- Adults (26-64): Sleep range did not change and remains 7-9 hours
- Older adults (65+): Sleep range is 7-8 hours (new age category)
Aside from those always-so-contrary “newborns”, where the “acceptable” sleep ranges have widened, they’ve been increased on the low end rather than the high. In fact, only one upper limit was moved – the one for Teenagers, who gained an extra half hour that they can claim “… is perfectly normal. I’m a teenager. Get off my back. Geez, mom!”
Of course the usual cautions about not getting enough sleep remain in the report – you can do serious damage to your health and well-being by skimping on Z’s. But the takeaway for those who want to stay up late or (horrors!) get up early – you just got a little more legit.
The big winner – Infants! They gained two hours on the front end – extra awake time to devote to thumb sucking and gently cooing at faces. That’s the best case scenario. In reality, they’ll spend it screaming for dad and smearing poop around the crib.
Toddlers, preschoolers and school age children all got an extra allowable hour of wakefulness.
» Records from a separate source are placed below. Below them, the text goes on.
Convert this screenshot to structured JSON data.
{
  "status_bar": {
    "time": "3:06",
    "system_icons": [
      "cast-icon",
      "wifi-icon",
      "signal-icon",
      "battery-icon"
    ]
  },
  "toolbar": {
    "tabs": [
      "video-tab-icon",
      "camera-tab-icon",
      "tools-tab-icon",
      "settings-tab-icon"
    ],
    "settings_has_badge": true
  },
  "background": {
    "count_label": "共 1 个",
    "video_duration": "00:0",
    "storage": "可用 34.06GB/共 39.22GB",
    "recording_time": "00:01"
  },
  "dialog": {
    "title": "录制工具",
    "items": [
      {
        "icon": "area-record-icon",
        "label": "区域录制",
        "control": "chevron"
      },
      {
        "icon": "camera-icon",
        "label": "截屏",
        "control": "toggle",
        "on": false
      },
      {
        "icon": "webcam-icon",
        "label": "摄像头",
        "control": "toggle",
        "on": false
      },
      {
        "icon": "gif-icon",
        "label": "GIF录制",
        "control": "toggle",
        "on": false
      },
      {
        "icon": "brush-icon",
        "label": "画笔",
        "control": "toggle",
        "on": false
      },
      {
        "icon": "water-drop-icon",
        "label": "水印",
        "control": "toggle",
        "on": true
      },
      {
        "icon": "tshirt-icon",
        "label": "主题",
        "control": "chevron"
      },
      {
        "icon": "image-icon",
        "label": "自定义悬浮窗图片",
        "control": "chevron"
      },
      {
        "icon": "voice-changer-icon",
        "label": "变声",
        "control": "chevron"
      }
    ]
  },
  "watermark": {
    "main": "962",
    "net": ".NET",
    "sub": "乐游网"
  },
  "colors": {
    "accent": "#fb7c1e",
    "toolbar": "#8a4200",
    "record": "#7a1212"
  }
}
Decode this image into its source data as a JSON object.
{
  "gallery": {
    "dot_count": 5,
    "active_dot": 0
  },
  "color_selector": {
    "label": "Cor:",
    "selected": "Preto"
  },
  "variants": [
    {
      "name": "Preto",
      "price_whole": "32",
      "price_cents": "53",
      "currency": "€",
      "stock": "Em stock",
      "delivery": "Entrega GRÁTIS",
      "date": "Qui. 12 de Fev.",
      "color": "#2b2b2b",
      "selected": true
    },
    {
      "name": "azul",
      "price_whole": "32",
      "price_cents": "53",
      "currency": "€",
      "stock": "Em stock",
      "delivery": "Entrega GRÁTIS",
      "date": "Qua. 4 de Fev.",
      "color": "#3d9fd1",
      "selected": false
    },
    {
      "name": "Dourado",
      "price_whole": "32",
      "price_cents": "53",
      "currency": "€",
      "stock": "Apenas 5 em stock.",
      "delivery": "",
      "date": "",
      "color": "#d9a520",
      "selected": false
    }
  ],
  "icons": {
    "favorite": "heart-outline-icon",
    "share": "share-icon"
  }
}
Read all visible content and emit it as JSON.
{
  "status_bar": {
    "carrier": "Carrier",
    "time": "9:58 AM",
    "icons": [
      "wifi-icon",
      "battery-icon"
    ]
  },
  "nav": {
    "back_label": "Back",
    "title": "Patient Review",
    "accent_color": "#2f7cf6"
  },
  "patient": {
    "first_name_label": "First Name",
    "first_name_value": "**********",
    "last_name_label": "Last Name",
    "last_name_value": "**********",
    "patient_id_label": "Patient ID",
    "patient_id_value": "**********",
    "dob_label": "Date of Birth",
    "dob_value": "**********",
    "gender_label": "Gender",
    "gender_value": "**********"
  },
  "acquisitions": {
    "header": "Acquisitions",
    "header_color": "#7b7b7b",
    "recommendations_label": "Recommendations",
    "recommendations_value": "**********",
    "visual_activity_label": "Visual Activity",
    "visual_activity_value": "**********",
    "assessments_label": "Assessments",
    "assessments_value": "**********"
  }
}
And geezers (65+) got their own category with the lowest upper boundary of all the age groups – eight hours.
Time to get up, grandma. Quit pretending!
I’m not sure why the sleep boundaries were “widened”, but if you look at the methodology you get an idea of what went in to crafting this new report:
Fifty-eight searches using combinations of search terms related to sleep (eg, time, duration, and sufficiency), age groups (eg, newborn, adolescent), and outcomes (eg, performance, executive function, cognition) yielded 2412 articles. The review team identified 575 articles for full-text review. Of the 575 articles, 312 met our inclusion criteria. Pertinent information (eg, sample size, study design, results) from each article was extracted and included in the literature review materials. Articles were sorted based on the strength of the study and presented in descending order in a summary chart. Expert panel members received print and electronic versions of the literature.
So members of the 18 person panel only had to wade through the particulars of 312 scientific articles to make their judgments about much sleep we need. And only a third of those panelists were sleep experts – the others came from such organizations as the American Academy of Pediatrics, the American Association of Anatomists, the American College of Chest Physicians … you can almost hear their inner deliberations …
“Do I really have to read all this? This isn’t even my real job – how did I wind up on this friggin’ panel?”
Busy people. Highly schooled people. Graduate school and PhD survivors who had other, equally important obligations, mulling over a persistent question – how much sleep do I really need? And how do I get my work done?